Do Vermonters have a high tax burden?


Are Vermont’s taxes high?

Yes and no. It depends on the tax.

According to the Tax Foundation1, Vermont’s total tax burden of 10.45% is the 9th highest in the nation.

But to respond to that news with the mantra that we must cut taxes is too vague and of little use other than a political slogan. When you pick apart the tax burden, you see huge differences in which taxes put the big dents in our wallets.

It’s not the income tax. Again, according to the Tax Foundation, Vermont’s total income tax burden (combining federal and state income taxes) is 25th highest in the nation, putting us right in the middle of the pack.

How about the sales tax? The Tax Foundation reports that in 2014 Vermont ranked 34th in the nation in sales tax rates. Our sales tax burden is well below the national average.

Do you wince every time you pull up to a gas pump and see the listed price? How much of that goes to the state and how does Vermont compare to the rest of the US? The Tax Foundation tells us that Vermont taxes gasoline at 26.7¢ per gallon, giving us the 23rd highest rate in the nation.

If we rank 25th in income taxes, 34th in sales tax and 23rd in gasoline tax, how do we end up ranked 9th in total tax burden?

The answer is the property tax. The news is bad no matter how you slice it.

If you look at property taxes in terms of percentage of median home value, Vermont comes in 9th highest at 1.59%.2

In 2011 Vermont was 5th highest state in property taxes per resident.

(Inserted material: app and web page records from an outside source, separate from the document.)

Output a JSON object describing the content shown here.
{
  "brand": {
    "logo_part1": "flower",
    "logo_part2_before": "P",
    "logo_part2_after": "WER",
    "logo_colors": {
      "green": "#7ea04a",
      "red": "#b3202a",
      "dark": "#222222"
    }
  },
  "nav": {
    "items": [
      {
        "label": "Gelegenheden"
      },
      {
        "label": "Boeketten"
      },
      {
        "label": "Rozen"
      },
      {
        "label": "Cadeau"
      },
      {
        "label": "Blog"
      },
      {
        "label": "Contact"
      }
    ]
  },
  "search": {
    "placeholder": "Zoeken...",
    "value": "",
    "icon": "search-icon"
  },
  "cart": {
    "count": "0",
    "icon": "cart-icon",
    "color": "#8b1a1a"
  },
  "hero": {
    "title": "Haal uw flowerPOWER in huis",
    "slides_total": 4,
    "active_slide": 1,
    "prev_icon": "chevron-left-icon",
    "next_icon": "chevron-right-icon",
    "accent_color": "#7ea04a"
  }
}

It gets worse. If you consider property tax as percentage of income, Vermont ranks 2nd highest at 10.5%.
Ironically, some of the problem lies in Vermont’s strong housing market. In 2012 Vermont’s median home value was $216,900 compared with the national median of $171,900. From 2007 to 2012, homes values in Vermont increased 5.6% while in the nation they decreased by 11%. Prudent Vermont lenders and frugal homeowners avoided the housing crash and are paying for it with a higher property tax burden.

Our property taxes are too high and we deserve relief.

And that is largely a local issue, since the bulk of property taxes are set by each community to pay for schools and municipalities. This is one tax over which local voters have some control.

What is the answer?
It’s easy to say to cut taxes, but that is too simplistic. If you had this problem with your household budget, you would look at two approaches: cut expenses and increase income. The second is harder to do than the first. And when you cut expenses, you make hard choices in deciding what you can do with less of or even without.

You have the same two options with property taxes, but there is also a third: redistribution. We can look at where to cut, and we can explore bringing more money into the community. We can also explore finding other ways to fund our schools, pave our city streets, and provide other municipal services. It takes will and creativity on the part of our managers and local boards. The people will have to make the final decisions with their ballots.

Voters should also look at their property tax bills to see the split between the school tax and the municipal tax to see which one is costing them more. In Barre City, the split between the school and the municipal portions of the property tax is interesting and unique. In 2011, Barre City ranked 266th in per pupil spending.3 Spaulding High School was dead last. That is reflected in the relatively low school tax rate on the bill. Barre City’s municipal tax was the 3rd highest in the state.4 The property tax burden in our community is lopsided on the side of the municipality.